Oscar campaigns, sclerotic and unjust ever since Harvey Weinstein swindled a Shakespeare In Love Best Picture victory over Saving Private Ryan in 1998, will be upended too. Summer smashes will be competing for the headline statuettes, and ultimately forgettable ‘oscar bait’ such as Darkest Hour will be further threatened. In its own hunt for Oscar glory Netflix may stop acquiring the worthiest, stodgiest material it can (how many people watched Mudbound, seriously), and start shooting for two birds with one stone with great popular films (hopefully better than Bright).
This is a move that looks to celebrate all film regardless of genre or preconception. A reason may be mercenary in that it will be part of a push to drive TV ceremony ratings up, but film should rightly be celebrated across the board. It is important that the Best Popular Film winners and nominees are also great films with lasting cultural impact. While I welcome Black Panther, surely no-one wants a nomination for a Pearl Harbour, Justice League, or equivalent examples of tired and overwrought popular entertainment. Wrong decisions will surely be made, but that’s the case for every Oscars category and hopefully not while Best Popular Film is still in its infancy.
It’s also true that a film should be able to win both statuettes. This would stand as a lasting sign of a true smash hit, and not simply ‘answers to trivia questions’ as entertainment journalist Richard Rushfield so blithely described the last five Best Picture Winners. As examples in the past I would have hoped Titanic and The Lord of the Rings: The Return of the King to win both.
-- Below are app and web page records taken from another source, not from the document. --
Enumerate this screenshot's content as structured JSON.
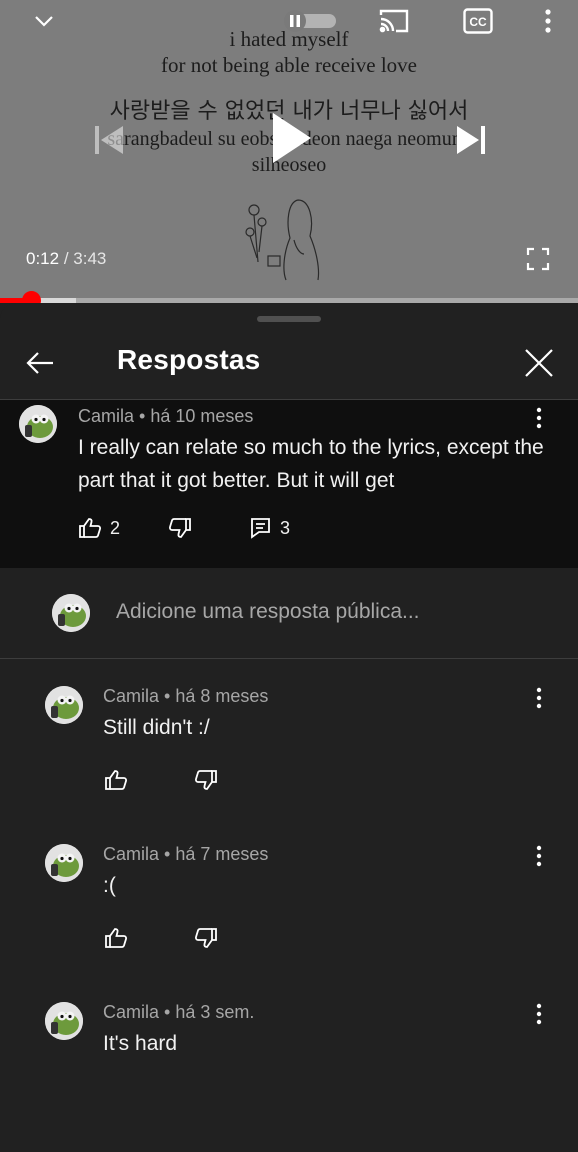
{
  "player": {
    "lyrics": {
      "line1": "i hated myself",
      "line2": "for not being able receive love",
      "korean": "사랑받을 수 없었던 내가 너무나 싫어서",
      "romanized1": "sarangbadeul su eobseotdeon naega neomuna",
      "romanized2": "silheoseo"
    },
    "time_current": "0:12",
    "time_separator": " / ",
    "time_total": "3:43",
    "progress_played_fraction": 0.053,
    "progress_buffered_fraction": 0.132,
    "icons": [
      "chevron-down-icon",
      "autoplay-pause-icon",
      "cast-icon",
      "captions-icon",
      "more-vert-icon",
      "skip-previous-icon",
      "play-icon",
      "skip-next-icon",
      "fullscreen-icon"
    ]
  },
  "sheet": {
    "title": "Respostas",
    "parent_comment": {
      "meta": "Camila • há 10 meses",
      "text": "I really can relate so much to the lyrics, except the part that it got better. But it will get",
      "likes": "2",
      "replies": "3"
    },
    "reply_placeholder": "Adicione uma resposta pública...",
    "replies": [
      {
        "meta": "Camila • há 8 meses",
        "text": "Still didn't :/"
      },
      {
        "meta": "Camila • há 7 meses",
        "text": ":("
      },
      {
        "meta": "Camila • há 3 sem.",
        "text": "It's hard"
      }
    ]
  },
  "colors": {
    "accent_red": "#ff0000",
    "sheet_bg": "#212121",
    "highlight_bg": "#0f0f0f"
  }
}
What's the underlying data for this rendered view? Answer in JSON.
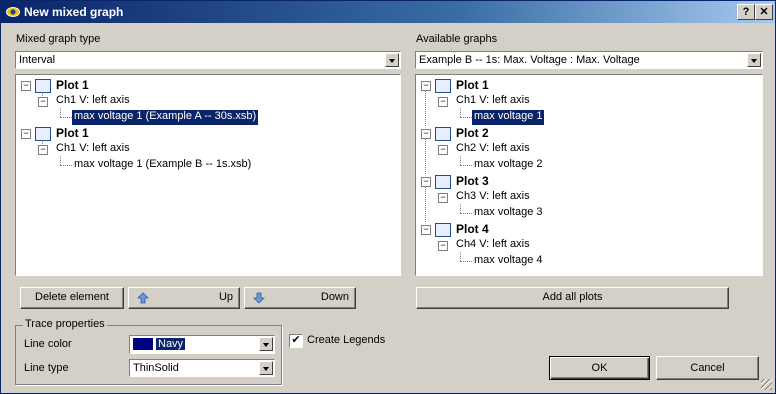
{
  "window": {
    "title": "New mixed graph",
    "help_label": "?",
    "close_label": "✕"
  },
  "left": {
    "type_label": "Mixed graph type",
    "type_value": "Interval",
    "tree": [
      {
        "plot": "Plot 1",
        "axis": "Ch1 V: left axis",
        "trace": "max voltage 1  (Example A -- 30s.xsb)"
      },
      {
        "plot": "Plot 1",
        "axis": "Ch1 V: left axis",
        "trace": "max voltage 1  (Example B -- 1s.xsb)"
      }
    ]
  },
  "right": {
    "graphs_label": "Available graphs",
    "graphs_value": "Example B -- 1s: Max. Voltage : Max. Voltage",
    "tree": [
      {
        "plot": "Plot 1",
        "axis": "Ch1 V: left axis",
        "trace": "max voltage 1"
      },
      {
        "plot": "Plot 2",
        "axis": "Ch2 V: left axis",
        "trace": "max voltage 2"
      },
      {
        "plot": "Plot 3",
        "axis": "Ch3 V: left axis",
        "trace": "max voltage 3"
      },
      {
        "plot": "Plot 4",
        "axis": "Ch4 V: left axis",
        "trace": "max voltage 4"
      }
    ]
  },
  "buttons": {
    "delete": "Delete element",
    "up": "Up",
    "down": "Down",
    "add_all": "Add all plots",
    "ok": "OK",
    "cancel": "Cancel"
  },
  "trace_properties": {
    "group_label": "Trace properties",
    "line_color_label": "Line color",
    "line_color_value": "Navy",
    "line_type_label": "Line type",
    "line_type_value": "ThinSolid"
  },
  "legends": {
    "label": "Create Legends",
    "checked": true,
    "check_glyph": "✔"
  },
  "colors": {
    "selection": "#0a246a",
    "navy": "#000080",
    "face": "#d4d0c8"
  },
  "icons": [
    "app-icon",
    "help-icon",
    "close-icon",
    "plot-icon",
    "up-arrow-icon",
    "down-arrow-icon",
    "expander-minus-icon",
    "size-grip-icon"
  ]
}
The Academy has made difficult decisions badly recently, not least the seemingly arbitrary expulsion of only some caught up in the #MeToo reckoning. The ‘Best Popular Film’ introduction is not one of those poor decisions, and may actually save a ceremony, and an important film preservation organisation, from fading into irrelevance.